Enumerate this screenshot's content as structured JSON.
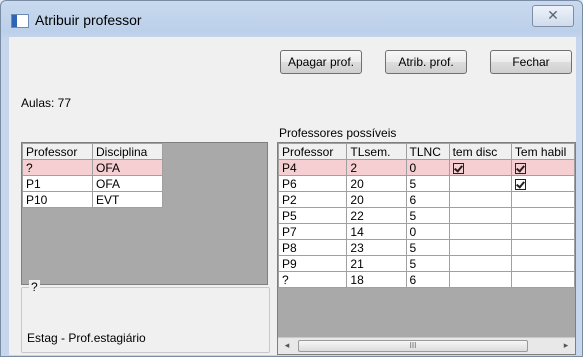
{
  "window": {
    "title": "Atribuir professor",
    "close_glyph": "✕"
  },
  "buttons": {
    "apagar": "Apagar prof.",
    "atrib": "Atrib. prof.",
    "fechar": "Fechar"
  },
  "aulas_label": "Aulas: 77",
  "possible_label": "Professores possíveis",
  "assigned_table": {
    "headers": [
      "Professor",
      "Disciplina"
    ],
    "rows": [
      [
        "?",
        "OFA"
      ],
      [
        "P1",
        "OFA"
      ],
      [
        "P10",
        "EVT"
      ]
    ]
  },
  "details": {
    "group_title": "?",
    "text": "Estag - Prof.estagiário"
  },
  "possible_table": {
    "headers": [
      "Professor",
      "TLsem.",
      "TLNC",
      "tem disc",
      "Tem habil"
    ],
    "rows": [
      [
        "P4",
        "2",
        "0",
        true,
        true
      ],
      [
        "P6",
        "20",
        "5",
        false,
        true
      ],
      [
        "P2",
        "20",
        "6",
        false,
        false
      ],
      [
        "P5",
        "22",
        "5",
        false,
        false
      ],
      [
        "P7",
        "14",
        "0",
        false,
        false
      ],
      [
        "P8",
        "23",
        "5",
        false,
        false
      ],
      [
        "P9",
        "21",
        "5",
        false,
        false
      ],
      [
        "?",
        "18",
        "6",
        false,
        false
      ]
    ]
  },
  "scrollbar": {
    "left": "◂",
    "right": "▸",
    "thumb_grip": "III"
  }
}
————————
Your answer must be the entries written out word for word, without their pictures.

THE COMPLETED TASK:
Enumerate this screenshot's content as structured JSON.
{
  "window": {
    "title": "Atribuir professor",
    "close_glyph": "✕"
  },
  "buttons": {
    "apagar": "Apagar prof.",
    "atrib": "Atrib. prof.",
    "fechar": "Fechar"
  },
  "aulas_label": "Aulas: 77",
  "possible_label": "Professores possíveis",
  "assigned_table": {
    "headers": [
      "Professor",
      "Disciplina"
    ],
    "rows": [
      [
        "?",
        "OFA"
      ],
      [
        "P1",
        "OFA"
      ],
      [
        "P10",
        "EVT"
      ]
    ]
  },
  "details": {
    "group_title": "?",
    "text": "Estag - Prof.estagiário"
  },
  "possible_table": {
    "headers": [
      "Professor",
      "TLsem.",
      "TLNC",
      "tem disc",
      "Tem habil"
    ],
    "rows": [
      [
        "P4",
        "2",
        "0",
        true,
        true
      ],
      [
        "P6",
        "20",
        "5",
        false,
        true
      ],
      [
        "P2",
        "20",
        "6",
        false,
        false
      ],
      [
        "P5",
        "22",
        "5",
        false,
        false
      ],
      [
        "P7",
        "14",
        "0",
        false,
        false
      ],
      [
        "P8",
        "23",
        "5",
        false,
        false
      ],
      [
        "P9",
        "21",
        "5",
        false,
        false
      ],
      [
        "?",
        "18",
        "6",
        false,
        false
      ]
    ]
  },
  "scrollbar": {
    "left": "◂",
    "right": "▸",
    "thumb_grip": "III"
  }
}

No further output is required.